_Work request_
Your answer should be one number: how many lines of the data include the string "Current"?

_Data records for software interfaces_

- - - -

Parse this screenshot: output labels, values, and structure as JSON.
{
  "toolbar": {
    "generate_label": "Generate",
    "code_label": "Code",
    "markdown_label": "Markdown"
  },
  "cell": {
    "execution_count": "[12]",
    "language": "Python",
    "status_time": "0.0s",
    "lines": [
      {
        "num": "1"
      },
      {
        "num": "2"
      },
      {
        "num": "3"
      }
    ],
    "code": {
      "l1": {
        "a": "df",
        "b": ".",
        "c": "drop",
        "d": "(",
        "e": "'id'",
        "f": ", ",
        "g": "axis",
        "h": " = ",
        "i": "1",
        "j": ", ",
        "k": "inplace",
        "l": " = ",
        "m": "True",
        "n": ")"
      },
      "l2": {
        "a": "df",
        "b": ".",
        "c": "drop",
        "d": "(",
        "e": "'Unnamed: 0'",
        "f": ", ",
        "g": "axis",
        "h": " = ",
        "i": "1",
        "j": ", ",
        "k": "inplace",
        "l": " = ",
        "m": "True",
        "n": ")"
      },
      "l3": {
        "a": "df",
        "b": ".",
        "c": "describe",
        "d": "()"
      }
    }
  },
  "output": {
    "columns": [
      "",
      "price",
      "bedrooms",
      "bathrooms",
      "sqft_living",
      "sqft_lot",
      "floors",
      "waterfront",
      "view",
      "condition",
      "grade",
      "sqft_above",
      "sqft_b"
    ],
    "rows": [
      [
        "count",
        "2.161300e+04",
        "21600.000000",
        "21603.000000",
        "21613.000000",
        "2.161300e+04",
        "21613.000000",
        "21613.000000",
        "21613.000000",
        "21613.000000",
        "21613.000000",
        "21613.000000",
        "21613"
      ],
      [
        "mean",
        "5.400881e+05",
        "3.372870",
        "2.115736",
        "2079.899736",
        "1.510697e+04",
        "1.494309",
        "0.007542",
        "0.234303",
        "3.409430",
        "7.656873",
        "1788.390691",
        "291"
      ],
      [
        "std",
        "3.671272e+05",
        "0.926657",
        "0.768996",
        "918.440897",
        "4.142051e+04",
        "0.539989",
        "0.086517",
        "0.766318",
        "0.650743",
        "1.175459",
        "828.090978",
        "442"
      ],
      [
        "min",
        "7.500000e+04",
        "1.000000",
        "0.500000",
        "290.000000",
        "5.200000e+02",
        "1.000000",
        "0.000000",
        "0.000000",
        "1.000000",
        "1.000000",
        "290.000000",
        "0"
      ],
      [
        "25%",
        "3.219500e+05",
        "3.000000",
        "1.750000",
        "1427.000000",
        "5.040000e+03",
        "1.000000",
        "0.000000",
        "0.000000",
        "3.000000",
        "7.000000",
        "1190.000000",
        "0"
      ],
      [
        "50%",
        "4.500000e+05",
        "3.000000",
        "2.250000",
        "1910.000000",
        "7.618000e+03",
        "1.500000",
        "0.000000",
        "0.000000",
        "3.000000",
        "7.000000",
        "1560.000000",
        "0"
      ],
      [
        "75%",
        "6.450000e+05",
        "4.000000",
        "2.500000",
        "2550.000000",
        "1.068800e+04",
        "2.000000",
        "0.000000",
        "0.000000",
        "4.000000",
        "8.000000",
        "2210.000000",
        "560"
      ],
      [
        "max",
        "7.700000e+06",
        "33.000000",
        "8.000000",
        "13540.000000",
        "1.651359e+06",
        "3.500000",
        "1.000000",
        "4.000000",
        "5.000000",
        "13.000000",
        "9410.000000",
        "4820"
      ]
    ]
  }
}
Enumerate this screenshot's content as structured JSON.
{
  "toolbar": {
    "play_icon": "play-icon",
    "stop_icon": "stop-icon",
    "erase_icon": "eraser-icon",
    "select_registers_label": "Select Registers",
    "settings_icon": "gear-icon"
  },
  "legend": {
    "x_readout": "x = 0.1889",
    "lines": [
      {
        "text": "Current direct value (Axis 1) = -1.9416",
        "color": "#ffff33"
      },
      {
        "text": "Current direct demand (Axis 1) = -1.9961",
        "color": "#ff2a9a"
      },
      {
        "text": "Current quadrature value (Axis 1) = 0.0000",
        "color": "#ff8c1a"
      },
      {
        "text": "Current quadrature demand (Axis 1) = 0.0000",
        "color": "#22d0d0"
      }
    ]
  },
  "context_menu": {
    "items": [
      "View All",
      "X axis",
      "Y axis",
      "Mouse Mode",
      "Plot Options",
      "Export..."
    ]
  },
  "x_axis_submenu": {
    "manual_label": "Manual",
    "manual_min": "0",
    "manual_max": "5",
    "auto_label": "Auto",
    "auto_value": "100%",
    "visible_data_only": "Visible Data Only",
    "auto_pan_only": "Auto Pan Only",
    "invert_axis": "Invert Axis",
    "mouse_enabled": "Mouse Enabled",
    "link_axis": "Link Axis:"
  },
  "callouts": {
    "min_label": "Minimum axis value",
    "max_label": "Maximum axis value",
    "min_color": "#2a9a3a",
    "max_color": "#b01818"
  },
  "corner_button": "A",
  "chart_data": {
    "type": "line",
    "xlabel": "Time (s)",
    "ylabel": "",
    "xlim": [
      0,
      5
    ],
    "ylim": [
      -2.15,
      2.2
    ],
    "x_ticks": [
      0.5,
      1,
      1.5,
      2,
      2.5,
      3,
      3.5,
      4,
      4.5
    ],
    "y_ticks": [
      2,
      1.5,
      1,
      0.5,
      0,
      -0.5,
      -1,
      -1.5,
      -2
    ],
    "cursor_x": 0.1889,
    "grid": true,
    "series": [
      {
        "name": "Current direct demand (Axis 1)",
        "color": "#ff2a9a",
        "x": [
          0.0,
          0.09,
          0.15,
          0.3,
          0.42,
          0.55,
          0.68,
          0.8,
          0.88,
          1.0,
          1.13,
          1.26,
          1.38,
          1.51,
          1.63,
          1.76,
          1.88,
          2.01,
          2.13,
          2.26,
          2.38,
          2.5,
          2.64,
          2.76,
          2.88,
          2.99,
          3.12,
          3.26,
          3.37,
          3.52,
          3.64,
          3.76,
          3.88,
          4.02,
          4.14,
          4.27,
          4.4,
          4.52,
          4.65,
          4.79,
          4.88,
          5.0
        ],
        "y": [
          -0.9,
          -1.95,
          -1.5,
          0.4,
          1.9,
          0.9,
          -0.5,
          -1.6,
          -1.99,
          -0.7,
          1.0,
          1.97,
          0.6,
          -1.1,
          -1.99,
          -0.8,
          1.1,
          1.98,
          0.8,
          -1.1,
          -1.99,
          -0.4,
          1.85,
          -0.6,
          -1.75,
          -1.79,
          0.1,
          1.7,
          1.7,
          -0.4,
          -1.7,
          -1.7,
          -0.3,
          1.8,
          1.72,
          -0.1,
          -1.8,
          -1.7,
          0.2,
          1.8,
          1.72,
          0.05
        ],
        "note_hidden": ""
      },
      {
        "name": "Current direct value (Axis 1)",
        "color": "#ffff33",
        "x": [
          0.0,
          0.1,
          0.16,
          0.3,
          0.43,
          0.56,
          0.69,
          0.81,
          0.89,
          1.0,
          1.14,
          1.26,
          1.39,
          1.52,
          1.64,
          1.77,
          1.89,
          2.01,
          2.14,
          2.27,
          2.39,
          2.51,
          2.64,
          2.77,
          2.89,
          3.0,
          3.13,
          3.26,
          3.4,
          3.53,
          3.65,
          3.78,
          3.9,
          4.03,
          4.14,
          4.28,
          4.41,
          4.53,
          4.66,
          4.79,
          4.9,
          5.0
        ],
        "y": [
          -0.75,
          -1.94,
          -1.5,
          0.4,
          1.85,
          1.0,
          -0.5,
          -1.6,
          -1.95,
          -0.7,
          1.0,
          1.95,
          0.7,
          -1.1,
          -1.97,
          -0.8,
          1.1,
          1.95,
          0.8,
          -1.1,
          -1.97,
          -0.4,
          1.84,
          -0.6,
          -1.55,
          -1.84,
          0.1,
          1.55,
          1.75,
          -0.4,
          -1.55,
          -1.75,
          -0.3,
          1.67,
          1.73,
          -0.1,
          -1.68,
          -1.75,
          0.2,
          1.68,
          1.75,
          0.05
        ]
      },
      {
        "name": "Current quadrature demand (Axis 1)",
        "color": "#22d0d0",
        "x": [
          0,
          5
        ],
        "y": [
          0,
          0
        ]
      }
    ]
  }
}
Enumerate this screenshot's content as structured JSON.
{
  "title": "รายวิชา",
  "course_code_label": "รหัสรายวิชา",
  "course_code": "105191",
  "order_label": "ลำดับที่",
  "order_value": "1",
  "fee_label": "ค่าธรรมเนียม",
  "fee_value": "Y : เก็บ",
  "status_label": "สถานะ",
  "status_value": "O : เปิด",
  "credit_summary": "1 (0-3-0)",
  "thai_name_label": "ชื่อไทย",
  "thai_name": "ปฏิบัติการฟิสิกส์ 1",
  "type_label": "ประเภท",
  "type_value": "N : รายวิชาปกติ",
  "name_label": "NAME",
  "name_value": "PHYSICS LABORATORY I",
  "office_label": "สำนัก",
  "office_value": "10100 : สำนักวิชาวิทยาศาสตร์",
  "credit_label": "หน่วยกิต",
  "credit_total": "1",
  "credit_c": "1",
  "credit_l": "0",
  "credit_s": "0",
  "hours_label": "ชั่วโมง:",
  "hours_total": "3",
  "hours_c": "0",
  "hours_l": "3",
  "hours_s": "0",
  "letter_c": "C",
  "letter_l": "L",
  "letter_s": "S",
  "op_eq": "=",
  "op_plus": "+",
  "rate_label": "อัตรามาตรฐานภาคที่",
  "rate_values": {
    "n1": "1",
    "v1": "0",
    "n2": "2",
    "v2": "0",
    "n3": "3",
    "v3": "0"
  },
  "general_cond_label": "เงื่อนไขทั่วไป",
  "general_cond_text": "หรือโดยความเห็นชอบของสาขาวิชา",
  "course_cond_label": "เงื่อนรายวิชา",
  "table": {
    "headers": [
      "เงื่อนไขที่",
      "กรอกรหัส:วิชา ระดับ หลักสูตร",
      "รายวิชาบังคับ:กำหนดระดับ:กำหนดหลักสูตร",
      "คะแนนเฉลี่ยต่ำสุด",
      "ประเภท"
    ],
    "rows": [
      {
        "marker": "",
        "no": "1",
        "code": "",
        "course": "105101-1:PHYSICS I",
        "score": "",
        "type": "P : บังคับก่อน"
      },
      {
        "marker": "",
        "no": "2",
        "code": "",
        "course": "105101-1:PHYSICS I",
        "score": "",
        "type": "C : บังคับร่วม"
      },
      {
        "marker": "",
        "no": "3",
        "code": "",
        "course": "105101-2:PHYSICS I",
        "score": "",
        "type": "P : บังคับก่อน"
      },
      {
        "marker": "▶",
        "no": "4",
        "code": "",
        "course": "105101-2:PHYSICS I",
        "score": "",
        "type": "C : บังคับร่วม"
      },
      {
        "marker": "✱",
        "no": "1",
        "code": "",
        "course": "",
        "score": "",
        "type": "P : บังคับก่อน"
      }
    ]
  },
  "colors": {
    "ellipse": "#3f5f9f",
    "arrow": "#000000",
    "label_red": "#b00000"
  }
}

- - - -

_Result of the exercise_
7